Training is also crucial. Hunter shared that his initial training as an eye care professional did not go into detail about working with patients who have learning disabilities, adding: “We need specialist training as clinicians.”

To be able to deliver the LOCSU community learning disability pathway, clinicians will need to undertake a series of six online training modules developed and reviewed by subject experts, in partnership with SeeAbility. Training should also be provided for staff, Hunter recommended.

Opportunities to engage

Considering the current uptake of the pathway, Hunter said: “If we look at the existing pathways, it is a little sad to see. Given that the original pathway came in around 2012, there are four pathways currently running out of 75 LOCs.”

This includes Sutton, Cheshire and Merseyside, Greater Manchester, and Durham, with another recently launched in Lancashire and South Cumbria.

NHS reforms represent a challenge when it comes to commissioning services, Hunter shared, as clinical commissioning groups change to integrated care systems and integrated care boards. However, it can also create opportunities.
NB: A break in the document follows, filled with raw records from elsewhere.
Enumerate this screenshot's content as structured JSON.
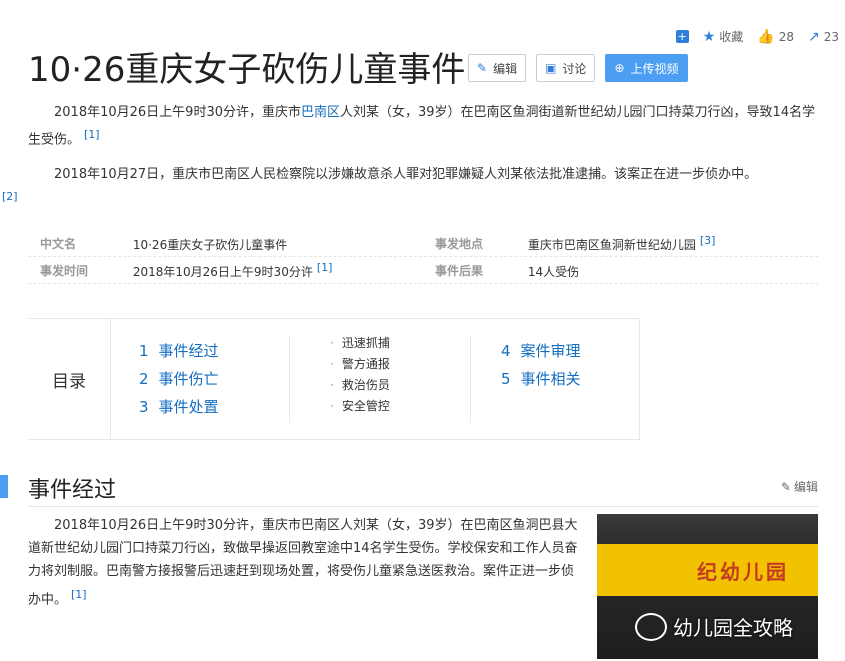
{
  "top_actions": {
    "favorite_label": "收藏",
    "like_count": "28",
    "share_count": "23"
  },
  "page_title": "10·26重庆女子砍伤儿童事件",
  "title_buttons": {
    "edit": "编辑",
    "discuss": "讨论",
    "upload_video": "上传视频"
  },
  "summary": {
    "p1_a": "2018年10月26日上午9时30分许，重庆市",
    "p1_link": "巴南区",
    "p1_b": "人刘某（女，39岁）在巴南区鱼洞街道新世纪幼儿园门口持菜刀行凶，导致14名学生受伤。",
    "p1_ref": "[1]",
    "p2": "2018年10月27日，重庆市巴南区人民检察院以涉嫌故意杀人罪对犯罪嫌疑人刘某依法批准逮捕。该案正在进一步侦办中。",
    "p2_ref": "[2]"
  },
  "basic_info": {
    "rows": [
      {
        "k1": "中文名",
        "v1": "10·26重庆女子砍伤儿童事件",
        "r1": "",
        "k2": "事发地点",
        "v2": "重庆市巴南区鱼洞新世纪幼儿园",
        "r2": "[3]"
      },
      {
        "k1": "事发时间",
        "v1": "2018年10月26日上午9时30分许",
        "r1": "[1]",
        "k2": "事件后果",
        "v2": "14人受伤",
        "r2": ""
      }
    ]
  },
  "toc": {
    "label": "目录",
    "col1": [
      {
        "num": "1",
        "text": "事件经过"
      },
      {
        "num": "2",
        "text": "事件伤亡"
      },
      {
        "num": "3",
        "text": "事件处置"
      }
    ],
    "subs": [
      "迅速抓捕",
      "警方通报",
      "救治伤员",
      "安全管控"
    ],
    "col3": [
      {
        "num": "4",
        "text": "案件审理"
      },
      {
        "num": "5",
        "text": "事件相关"
      }
    ]
  },
  "section1": {
    "title": "事件经过",
    "edit": "编辑",
    "text": "2018年10月26日上午9时30分许，重庆市巴南区人刘某（女，39岁）在巴南区鱼洞巴县大道新世纪幼儿园门口持菜刀行凶，致做早操返回教室途中14名学生受伤。学校保安和工作人员奋力将刘制服。巴南警方接报警后迅速赶到现场处置，将受伤儿童紧急送医救治。案件正进一步侦办中。",
    "ref": "[1]",
    "image_sign_text": "纪幼儿园",
    "image_watermark": "幼儿园全攻略"
  },
  "colors": {
    "link": "#136ec2",
    "accent": "#4b9ef2",
    "sign_yellow": "#f2c200"
  }
}
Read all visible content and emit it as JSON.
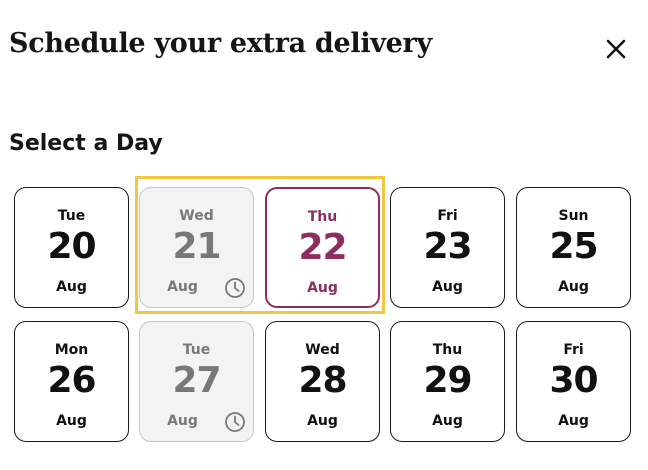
{
  "header": {
    "title": "Schedule your extra delivery",
    "close_icon": "close-icon"
  },
  "section": {
    "label": "Select a Day"
  },
  "days": [
    {
      "dow": "Tue",
      "date": "20",
      "month": "Aug",
      "state": "available"
    },
    {
      "dow": "Wed",
      "date": "21",
      "month": "Aug",
      "state": "unavailable",
      "icon": "clock-icon"
    },
    {
      "dow": "Thu",
      "date": "22",
      "month": "Aug",
      "state": "selected"
    },
    {
      "dow": "Fri",
      "date": "23",
      "month": "Aug",
      "state": "available"
    },
    {
      "dow": "Sun",
      "date": "25",
      "month": "Aug",
      "state": "available"
    },
    {
      "dow": "Mon",
      "date": "26",
      "month": "Aug",
      "state": "available"
    },
    {
      "dow": "Tue",
      "date": "27",
      "month": "Aug",
      "state": "unavailable",
      "icon": "clock-icon"
    },
    {
      "dow": "Wed",
      "date": "28",
      "month": "Aug",
      "state": "available"
    },
    {
      "dow": "Thu",
      "date": "29",
      "month": "Aug",
      "state": "available"
    },
    {
      "dow": "Fri",
      "date": "30",
      "month": "Aug",
      "state": "available"
    }
  ],
  "colors": {
    "selected_accent": "#8d2e5e",
    "highlight_outline": "#f2c640",
    "unavailable_bg": "#f3f3f3",
    "unavailable_text": "#787878"
  }
}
In the past, the pathway for patients with a learning disability has possibly not been promoted enough, Hunter suggested.

“If you take other pathways as an example, you don’t need to promote pre- and post-cataract pathways, because they come to you,” he said. “But this is a pathway of hard-to-reach individuals. Therefore it needs to be promoted by advocacy groups, the GP service, the hospital eye service, and other primary eye care clinicians. We need to know which of our colleagues in our areas is on the pathway, and refer to them appropriately.”

Promoting the service

There are a number of steps optometrists can take to move the conversation forward, Hunter said, beginning with speaking to local optical committees and SeeAbility.

“Then a business case has to be prepared that will go to the commissioners. The LOC will help with that, the primary eye care companies will be involved, along with SeeAbility, local advocacy groups, and local councils. We need them to present that to the commissioners,” he explained, warning that responses may be mixed but that existing services can be used as examples.

Above all, Hunter said, is the need to continue to promote the service.

McGill agreed, adding: “Please, please, please promote it. Help people who don’t need to go to hospital for a sight test to be able to have it in the community.”

Hunter acknowledged that many eye care professionals do what they can at their own practices to support patients with learning disabilities, but said: “We need a pathway that will recognise the work that clinicians are doing out there and their expertise, and reward them.”

He noted that, at the current sight test fee, “you can’t expect to see someone three times, or for an hour and a half appointment. Clinicians need to be rewarded in some way. Commissioners need to understand that.”

Closing the session, Hunter summarised: “I think we’re doing these patients a disservice. Whilst not only helping to prevent sight loss and identify other health issues, people with learning disabilities also need to make the best use of their vision – it helps them improve their skills – after all learning, we’re told, is 80% visual.”